A gap in the market
Yet, so far, Cortex-A5 has seen fairly limited adoption, and ARM has yet to spin a new design that can beat that footprint while also running a full Linux distro. Last October, ARM announced plans to develop an embedded version of ARMv8 that will add virtualization and lightweight Linux support to an upcoming version of its Cortex-R MCU. The ARMv8-R architecture is 32-bit, but borrows features from the 64-bit ARMv8-A, including hardware-based virtualization and a more advanced MPU. Initially, however, the new Cortex-R processors will target automotive computers rather than IoT, and will not likely to ship until 2015.
The lack of a spot-on IoT SoC design from ARM offers a gap in the market that Imagination hopes to exploit with its low-power MicroAptiv chips. While the MIPS-optimized OpenWRT is not as comprehensive as Debian, it’s much more sophisticated than uClinux.

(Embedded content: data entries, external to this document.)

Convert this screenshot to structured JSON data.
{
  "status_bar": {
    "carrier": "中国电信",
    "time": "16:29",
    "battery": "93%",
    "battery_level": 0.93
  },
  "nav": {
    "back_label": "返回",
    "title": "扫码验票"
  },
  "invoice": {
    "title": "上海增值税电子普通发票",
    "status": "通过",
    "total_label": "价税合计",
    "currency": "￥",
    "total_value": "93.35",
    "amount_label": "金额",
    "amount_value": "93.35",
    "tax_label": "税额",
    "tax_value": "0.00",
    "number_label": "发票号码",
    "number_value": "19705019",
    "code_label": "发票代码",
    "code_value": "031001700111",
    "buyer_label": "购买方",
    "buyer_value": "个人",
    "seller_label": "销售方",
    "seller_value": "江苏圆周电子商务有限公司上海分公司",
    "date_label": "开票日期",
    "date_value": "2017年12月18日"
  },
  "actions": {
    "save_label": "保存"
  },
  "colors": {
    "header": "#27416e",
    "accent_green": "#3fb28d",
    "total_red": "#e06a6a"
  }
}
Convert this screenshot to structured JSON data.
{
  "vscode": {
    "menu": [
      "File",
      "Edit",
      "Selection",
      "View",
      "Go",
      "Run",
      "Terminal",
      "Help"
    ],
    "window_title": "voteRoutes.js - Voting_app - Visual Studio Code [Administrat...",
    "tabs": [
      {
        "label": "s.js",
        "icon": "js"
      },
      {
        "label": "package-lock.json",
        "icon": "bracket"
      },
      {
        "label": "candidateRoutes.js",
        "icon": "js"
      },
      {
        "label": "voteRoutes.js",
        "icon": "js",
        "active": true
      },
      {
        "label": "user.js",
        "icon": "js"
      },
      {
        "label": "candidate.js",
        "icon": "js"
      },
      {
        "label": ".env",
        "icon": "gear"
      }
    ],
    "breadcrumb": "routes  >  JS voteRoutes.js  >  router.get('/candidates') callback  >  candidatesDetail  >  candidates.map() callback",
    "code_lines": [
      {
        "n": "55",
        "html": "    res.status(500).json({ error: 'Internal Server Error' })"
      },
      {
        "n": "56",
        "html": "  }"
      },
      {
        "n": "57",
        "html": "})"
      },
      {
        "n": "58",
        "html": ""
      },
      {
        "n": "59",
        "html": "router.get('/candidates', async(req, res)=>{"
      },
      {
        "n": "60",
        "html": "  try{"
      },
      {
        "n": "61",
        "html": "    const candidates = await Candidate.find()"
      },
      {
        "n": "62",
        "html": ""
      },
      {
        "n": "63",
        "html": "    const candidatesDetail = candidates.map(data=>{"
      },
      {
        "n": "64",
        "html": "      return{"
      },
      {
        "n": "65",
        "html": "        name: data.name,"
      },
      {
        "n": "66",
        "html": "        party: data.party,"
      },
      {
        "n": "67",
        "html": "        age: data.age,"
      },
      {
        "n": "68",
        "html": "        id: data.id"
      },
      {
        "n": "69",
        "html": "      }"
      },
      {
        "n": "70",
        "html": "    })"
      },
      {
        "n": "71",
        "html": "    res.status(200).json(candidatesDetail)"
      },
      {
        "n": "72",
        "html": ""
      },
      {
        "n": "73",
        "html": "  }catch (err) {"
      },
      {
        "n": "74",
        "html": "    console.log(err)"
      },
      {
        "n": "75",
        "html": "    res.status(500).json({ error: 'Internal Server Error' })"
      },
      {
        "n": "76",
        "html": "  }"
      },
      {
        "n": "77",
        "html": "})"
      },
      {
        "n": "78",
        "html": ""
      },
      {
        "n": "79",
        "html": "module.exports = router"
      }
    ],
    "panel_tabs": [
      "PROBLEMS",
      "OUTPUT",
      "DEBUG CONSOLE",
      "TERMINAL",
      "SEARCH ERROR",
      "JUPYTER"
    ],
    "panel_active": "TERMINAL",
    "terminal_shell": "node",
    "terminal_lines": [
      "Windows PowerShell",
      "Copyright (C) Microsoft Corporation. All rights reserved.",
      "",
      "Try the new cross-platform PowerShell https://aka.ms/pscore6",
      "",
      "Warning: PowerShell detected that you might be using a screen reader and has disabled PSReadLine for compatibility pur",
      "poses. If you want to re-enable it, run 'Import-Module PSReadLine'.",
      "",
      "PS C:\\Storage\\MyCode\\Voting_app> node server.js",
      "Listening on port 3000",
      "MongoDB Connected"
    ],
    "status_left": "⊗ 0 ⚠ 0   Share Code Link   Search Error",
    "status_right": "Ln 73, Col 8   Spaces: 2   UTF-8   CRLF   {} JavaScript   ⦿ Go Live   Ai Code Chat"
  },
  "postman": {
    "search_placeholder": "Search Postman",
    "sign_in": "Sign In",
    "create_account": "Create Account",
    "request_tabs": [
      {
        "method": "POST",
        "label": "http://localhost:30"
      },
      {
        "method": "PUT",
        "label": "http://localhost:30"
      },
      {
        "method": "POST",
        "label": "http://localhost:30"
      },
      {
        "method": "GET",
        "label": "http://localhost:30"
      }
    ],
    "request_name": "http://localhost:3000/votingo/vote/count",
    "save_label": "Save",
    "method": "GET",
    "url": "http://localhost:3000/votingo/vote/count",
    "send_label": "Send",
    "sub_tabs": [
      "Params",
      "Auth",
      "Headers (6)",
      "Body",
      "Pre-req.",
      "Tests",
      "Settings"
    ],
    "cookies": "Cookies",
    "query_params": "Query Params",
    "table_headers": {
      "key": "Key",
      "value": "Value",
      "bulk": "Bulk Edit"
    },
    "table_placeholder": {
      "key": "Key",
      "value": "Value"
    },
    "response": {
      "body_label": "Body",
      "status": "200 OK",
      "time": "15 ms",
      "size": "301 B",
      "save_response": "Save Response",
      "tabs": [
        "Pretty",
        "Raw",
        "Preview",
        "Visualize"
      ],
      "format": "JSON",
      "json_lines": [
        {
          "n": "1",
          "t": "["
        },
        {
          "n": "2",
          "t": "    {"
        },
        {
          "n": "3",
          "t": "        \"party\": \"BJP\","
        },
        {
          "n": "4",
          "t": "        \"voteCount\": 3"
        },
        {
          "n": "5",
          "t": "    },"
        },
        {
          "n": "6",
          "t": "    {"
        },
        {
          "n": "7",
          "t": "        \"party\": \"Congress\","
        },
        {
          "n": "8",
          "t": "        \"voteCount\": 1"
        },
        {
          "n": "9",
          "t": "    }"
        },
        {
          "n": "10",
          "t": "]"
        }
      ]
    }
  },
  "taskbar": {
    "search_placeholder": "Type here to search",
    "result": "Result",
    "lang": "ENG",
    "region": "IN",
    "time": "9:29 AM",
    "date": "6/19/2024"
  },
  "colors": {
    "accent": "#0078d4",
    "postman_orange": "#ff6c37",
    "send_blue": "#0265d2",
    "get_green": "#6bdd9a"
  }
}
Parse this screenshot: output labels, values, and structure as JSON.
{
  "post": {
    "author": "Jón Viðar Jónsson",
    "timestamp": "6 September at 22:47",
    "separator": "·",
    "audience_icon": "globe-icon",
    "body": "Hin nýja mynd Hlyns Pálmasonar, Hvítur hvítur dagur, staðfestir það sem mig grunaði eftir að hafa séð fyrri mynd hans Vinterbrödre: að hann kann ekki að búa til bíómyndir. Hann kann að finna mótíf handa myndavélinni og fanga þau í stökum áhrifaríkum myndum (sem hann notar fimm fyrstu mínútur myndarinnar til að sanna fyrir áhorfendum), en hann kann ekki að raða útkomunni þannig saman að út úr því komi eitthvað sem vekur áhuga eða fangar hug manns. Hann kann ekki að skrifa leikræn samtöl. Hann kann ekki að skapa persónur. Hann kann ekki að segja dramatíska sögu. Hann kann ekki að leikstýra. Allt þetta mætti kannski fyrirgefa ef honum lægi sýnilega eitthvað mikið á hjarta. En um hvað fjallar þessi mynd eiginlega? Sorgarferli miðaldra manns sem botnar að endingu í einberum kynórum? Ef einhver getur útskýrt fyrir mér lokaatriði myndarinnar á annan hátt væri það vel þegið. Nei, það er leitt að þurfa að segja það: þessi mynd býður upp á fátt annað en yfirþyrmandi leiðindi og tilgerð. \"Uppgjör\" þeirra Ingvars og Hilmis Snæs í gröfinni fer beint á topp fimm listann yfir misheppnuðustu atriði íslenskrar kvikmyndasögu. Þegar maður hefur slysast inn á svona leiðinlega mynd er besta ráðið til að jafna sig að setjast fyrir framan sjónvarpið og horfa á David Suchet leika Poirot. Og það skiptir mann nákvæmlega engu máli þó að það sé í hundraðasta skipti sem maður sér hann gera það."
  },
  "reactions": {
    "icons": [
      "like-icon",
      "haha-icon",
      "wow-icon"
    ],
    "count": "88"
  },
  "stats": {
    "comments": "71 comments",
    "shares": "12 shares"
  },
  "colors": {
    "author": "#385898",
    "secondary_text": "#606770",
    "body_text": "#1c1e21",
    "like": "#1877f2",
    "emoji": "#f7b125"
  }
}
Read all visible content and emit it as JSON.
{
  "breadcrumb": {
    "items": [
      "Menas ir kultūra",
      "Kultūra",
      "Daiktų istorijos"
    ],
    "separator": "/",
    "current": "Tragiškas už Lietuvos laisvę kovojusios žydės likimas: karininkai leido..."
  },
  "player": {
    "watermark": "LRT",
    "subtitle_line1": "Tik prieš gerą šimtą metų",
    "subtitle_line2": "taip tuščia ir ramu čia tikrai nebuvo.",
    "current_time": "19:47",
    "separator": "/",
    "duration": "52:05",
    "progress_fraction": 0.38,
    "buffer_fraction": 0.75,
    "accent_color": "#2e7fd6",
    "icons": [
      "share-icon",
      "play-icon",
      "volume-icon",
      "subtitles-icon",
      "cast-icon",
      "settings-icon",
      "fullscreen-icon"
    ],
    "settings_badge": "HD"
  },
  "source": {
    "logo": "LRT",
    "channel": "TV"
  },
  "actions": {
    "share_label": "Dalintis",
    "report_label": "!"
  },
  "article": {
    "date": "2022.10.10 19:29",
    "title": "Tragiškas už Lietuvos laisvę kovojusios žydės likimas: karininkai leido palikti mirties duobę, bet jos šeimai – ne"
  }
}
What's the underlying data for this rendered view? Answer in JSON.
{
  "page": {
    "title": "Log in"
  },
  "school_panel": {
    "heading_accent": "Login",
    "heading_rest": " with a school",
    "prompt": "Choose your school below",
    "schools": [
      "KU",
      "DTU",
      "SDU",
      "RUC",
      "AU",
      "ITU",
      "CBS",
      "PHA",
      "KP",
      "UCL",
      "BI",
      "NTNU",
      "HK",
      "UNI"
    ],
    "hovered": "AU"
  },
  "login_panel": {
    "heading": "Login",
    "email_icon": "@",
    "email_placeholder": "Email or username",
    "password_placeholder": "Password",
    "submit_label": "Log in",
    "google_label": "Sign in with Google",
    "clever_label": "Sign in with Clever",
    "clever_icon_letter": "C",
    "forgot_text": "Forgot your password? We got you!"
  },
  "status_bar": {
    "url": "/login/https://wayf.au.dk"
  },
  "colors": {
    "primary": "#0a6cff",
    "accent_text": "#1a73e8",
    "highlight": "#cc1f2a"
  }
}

Intel is trying to exploit the same gap with its new line of Linux-ready, Pentium-compatible Quark processors. The low-power CPUs, which are integrated in Intel’s open source Galileo SBC for IoT, will also appear in a future version of Intel’s IoT-focused Edison module. The first round of Edison modules, however, will run on an Atom E3800, Intel’s solution for higher end IoT.
The battle is on for the processors that will run the next smartwatch or WiFi-enabled toaster. Later this year, we’ll get a better idea how MIPS is doing when we see the first batch of Android Wear devices.